silver-surrounded ikon you have cast your eyes on. Remember that the stall-holders are experts at spotting dupes, and I understand
that there will always be a higher starting price when it’s a foreigner asking. Try bargaining first by cutting the
price to half then work your way up slowly—if it is really expensive, you won’t get any more than 10% reduction.
But it is worth a try. A few pretend about-turns might just net you a few satisfying extra zloties in savings.
Punters can watch operators transform their questionable wares into respectable lines say in handbags or shirts at the
flick of a hand. Somehow if a police inspector arrives, everybody knows it and one moment a stall is full of pirated CDs,
the next moment it only sells bags or branded t-shirts. My friend Javed Iqbal from Pakistan was equally fascinated by this
‘magic’ trick as well as by my linguistic skill at bargaining in my passable Russian-Polish with a Lithuanian
amber-seller who it turned out knew English after all. If you get thirsty watching all this palaver, there are trolleys selling
hot drinks, but it is best to avoid the wasp-surrounded mounds of bread.
I have heard of people getting really good buys, with one or two gems of a find. One claims to have purchased
an antique Russian watch for a song which turned out to be genuine and belonged to some aristocrat before the Russian revolution.
When the Inocians (Junix, Annie and Ynaqui) came to visit with my family (Carmila and Melissa) in the summer they bought lots
of lacquer boxes. I myself am very proud of a raw amber chunk I bought for 70 zloties (about GBP10) which has a pre-historic
mosquito and another tiny insect in it. And sshh.. don’t tell anybody but I have also purchased one or two religious
artefacts which appear to have survived the cultural conflagration of 1917 Russia, although my teacher friends at the British
Council have always insisted they are of very recent vintage.
One can get attached to this Polish manifestation of the free market economy. I have experienced it now in
all weathers to savour its various hues and sounds and flavours. I have sloshed there in the snow, got wet in the rain, sweated
under the sun, and once almost got blown off the top by howling winds. Whatever the weather, the market remains true to its
attraction as a seething cauldron of bargain-hunting humanity, young and old, rivalling the magnificent covered souks of say
Bahrain, Istanbul or Rabat, except that nobody wore exotic costumes.
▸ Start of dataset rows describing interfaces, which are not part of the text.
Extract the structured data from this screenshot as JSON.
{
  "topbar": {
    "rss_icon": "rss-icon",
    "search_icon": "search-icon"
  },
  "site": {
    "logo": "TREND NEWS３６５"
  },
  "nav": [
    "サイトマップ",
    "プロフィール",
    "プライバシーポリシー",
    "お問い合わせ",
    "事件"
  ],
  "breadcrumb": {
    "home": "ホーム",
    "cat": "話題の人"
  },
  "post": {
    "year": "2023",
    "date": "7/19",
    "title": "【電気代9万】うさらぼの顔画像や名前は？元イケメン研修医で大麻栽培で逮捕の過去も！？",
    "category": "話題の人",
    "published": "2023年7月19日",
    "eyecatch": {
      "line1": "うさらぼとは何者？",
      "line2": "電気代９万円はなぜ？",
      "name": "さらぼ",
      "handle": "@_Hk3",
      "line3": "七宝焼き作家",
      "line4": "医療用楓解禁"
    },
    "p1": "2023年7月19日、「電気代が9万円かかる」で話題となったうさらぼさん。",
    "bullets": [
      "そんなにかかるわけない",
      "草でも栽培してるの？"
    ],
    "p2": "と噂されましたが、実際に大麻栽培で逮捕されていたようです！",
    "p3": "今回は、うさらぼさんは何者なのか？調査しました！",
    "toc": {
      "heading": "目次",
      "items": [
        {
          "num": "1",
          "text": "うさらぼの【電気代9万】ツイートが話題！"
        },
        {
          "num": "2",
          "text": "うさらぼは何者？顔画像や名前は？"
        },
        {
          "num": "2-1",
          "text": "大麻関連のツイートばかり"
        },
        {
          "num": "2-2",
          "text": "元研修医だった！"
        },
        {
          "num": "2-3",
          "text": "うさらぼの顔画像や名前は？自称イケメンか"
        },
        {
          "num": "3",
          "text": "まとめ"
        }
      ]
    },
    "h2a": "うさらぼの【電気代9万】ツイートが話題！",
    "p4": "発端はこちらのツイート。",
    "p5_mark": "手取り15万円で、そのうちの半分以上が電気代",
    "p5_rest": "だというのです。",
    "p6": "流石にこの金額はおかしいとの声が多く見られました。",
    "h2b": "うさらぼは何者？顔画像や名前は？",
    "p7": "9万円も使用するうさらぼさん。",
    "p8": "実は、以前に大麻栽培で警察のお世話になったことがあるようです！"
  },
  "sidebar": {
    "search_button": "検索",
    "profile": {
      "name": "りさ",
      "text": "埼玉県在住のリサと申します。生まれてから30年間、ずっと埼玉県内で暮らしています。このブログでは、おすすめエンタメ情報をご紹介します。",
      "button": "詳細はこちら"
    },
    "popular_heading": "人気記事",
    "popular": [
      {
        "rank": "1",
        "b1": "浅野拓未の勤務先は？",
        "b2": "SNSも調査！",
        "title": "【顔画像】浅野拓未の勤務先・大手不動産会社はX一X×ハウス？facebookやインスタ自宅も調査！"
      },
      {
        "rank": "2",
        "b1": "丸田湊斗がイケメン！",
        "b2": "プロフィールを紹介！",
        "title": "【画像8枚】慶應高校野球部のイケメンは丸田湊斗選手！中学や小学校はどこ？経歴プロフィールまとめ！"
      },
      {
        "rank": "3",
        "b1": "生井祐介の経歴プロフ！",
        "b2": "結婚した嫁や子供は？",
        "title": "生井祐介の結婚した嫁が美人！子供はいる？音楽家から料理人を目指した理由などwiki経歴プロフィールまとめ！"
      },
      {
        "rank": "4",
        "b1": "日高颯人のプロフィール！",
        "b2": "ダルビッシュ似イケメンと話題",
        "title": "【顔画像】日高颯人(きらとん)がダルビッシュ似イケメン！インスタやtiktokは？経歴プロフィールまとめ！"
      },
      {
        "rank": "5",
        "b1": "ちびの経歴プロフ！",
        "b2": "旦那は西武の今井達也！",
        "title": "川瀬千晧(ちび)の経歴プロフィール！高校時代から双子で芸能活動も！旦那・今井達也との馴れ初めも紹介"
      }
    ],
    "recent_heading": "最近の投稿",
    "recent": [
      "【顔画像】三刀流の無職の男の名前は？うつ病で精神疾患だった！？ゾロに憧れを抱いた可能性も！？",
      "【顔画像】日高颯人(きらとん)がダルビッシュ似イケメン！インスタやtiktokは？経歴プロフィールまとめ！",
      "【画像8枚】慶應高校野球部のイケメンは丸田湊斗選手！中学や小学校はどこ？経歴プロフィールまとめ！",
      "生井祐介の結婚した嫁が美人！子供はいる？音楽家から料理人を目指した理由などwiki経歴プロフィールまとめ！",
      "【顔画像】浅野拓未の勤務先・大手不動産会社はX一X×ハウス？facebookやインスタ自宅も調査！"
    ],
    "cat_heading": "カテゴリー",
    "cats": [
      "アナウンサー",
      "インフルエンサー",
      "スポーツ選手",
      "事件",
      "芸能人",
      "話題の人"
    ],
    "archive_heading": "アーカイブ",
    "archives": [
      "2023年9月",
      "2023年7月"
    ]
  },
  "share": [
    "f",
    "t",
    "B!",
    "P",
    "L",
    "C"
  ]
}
Having gotten used to the magnificent setting of the Warsaw market atop the pyramid of the stadium, I know
I will never be satisfied by other markets in the same way again. It’s not quite Portobello, I know, but the area is
not Notting Hill either. I always show Warsaw’s historical Old Town Square first to visiting relatives and friends,
followed by an hour or two in the Russian market and they are always staggered by the experience. I know that it could equally
dumbfound my local friends if they would only venture forth. And just wait till I tell them about the Kolo antiques market…
[This essay was written by the author during his assignment to Warsaw, Poland 1999-2002]